Florida is often chided as being pedestrian unfriendly, but when they set out to fix that, they put up meaningful bollards. Motorists are not likely to run over pedestrian toes here. Truckers do learn how to turn wide corners.

The residential portion of Booth has also been generously sprinkled with centre line divider posts (three seasons…)

and at the Queensway end a genuine concrete centre divider:

centre line concrete divider at the southern end of residential Booth Street

Alas, all these good things come with inadvertent consequences. The biggest negative impact is on cyclists.

When these policy of street-width-constraint was decided upon, Booth between Albert and the Qway was not a cycle route. Rochester was, a parallel street one block over, that because it connects cars to neither Carling nor Albert is quite low volume and safe to cycle on. Although frustrating because of the stop signs that sprout like mushrooms after a rain.

Now the city directs cyclists to use Booth, and it’s downright scary. When the traffic is slow or queued up, there isn’t really enough room to filter up past the clogged cars on the curbside (at least not legally, leaving a 1 metre space between handlebars and the adjacent cars). Queue jumping is a favorite benefit of cycling at rush hour, if one is stuck behind a long queue of unmoving cars, why cycle?

And with the new centre line flex posts motorists no longer have enough room to pull around cyclists and get back into their lane before the next flex post appears.

I tend to avoid cycling on Booth, but when I do, and it’s summer, you can hear the motorists expressing their frustration with there not being enough room to pass the cyclist. The commentary is seldom directed at the flex post, but at the cyclist.

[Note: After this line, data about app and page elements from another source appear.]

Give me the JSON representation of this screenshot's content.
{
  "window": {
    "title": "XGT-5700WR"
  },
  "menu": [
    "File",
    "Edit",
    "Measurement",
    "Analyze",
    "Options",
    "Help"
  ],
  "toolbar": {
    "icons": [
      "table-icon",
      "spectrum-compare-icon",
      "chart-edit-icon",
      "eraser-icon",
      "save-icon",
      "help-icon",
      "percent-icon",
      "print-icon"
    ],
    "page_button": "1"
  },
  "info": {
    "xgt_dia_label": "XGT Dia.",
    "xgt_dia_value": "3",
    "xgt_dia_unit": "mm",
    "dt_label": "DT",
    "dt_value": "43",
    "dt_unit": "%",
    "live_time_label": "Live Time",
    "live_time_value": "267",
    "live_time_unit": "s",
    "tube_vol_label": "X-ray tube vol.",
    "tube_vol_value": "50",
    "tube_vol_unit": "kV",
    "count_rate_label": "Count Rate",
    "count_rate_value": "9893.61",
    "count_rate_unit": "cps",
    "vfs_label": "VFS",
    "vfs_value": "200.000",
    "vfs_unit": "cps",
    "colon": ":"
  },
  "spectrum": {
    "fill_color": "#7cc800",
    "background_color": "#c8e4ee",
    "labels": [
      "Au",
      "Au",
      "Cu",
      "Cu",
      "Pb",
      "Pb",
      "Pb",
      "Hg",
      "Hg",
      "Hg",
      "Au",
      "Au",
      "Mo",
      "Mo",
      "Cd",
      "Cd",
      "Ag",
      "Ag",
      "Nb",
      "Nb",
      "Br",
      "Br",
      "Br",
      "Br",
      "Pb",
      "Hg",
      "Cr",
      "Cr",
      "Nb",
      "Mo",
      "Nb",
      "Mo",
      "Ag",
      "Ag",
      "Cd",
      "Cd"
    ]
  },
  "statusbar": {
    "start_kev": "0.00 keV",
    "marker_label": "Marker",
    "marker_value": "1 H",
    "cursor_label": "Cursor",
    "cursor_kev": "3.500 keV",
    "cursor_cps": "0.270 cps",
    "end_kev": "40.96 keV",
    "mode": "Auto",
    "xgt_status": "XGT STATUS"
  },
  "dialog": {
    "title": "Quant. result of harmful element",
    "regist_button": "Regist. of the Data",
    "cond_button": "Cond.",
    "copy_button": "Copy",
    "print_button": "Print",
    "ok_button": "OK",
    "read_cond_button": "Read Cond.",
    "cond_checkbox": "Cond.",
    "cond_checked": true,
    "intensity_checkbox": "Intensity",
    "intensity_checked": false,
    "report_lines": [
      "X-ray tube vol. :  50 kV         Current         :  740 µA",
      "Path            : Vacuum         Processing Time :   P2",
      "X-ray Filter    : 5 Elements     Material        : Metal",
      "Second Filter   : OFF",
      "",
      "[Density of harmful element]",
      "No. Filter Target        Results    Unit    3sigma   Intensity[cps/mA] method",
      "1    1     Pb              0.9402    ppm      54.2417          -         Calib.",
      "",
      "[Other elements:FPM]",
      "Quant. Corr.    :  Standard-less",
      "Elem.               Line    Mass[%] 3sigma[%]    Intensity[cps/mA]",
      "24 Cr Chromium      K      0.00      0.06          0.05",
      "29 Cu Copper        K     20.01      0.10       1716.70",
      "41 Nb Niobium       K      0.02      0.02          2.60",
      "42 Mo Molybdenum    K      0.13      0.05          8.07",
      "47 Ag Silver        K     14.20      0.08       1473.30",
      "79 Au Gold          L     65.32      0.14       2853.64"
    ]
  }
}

Of course, there is a solution. Yet another kludge added onto an already be-kludged-street: direct cyclists to “take the lane”, or paint a cycle “lane” down the centre of the traffic lane. That works on low-volume  Somerset St East approaching Strathcona Park and the ridiculously popular Adawe Bridge. But would it work on a higher car volume street like Booth?

The City does recognize that bulb outs and flex posts cause pinch points that scare cyclists and make motorists unhappy. Like the previous go-to traffic solution for anything that bothers you — the STOP sign — most people now recognize that the old solutions do not work.

The City is working on a suite of new traffic calming measures that won’t pinch cyclists (for example, ride-over bulb-outs when there is no curbside parking spaces leading up to the bulb out), or separated lanes like on Bay Street:

 

Bay Street cycle lane separation

 

flex posts separate cyclists and motorists, to both parties benefit

These new tools will be up for public consultation in the second half of 2018.

And if adopted, they won’t instantly replace the existing calming installations, but will appear in new locations.

Bulb outs and the old toolkit will be on Booth Street for decades to come.

Or is there an alternative?

Next: Booth Street north

 

 

 

 

 

 

 

 

 

 

 

 

 

 

 

 

 

 

 

Thank you for reading. So what do you think?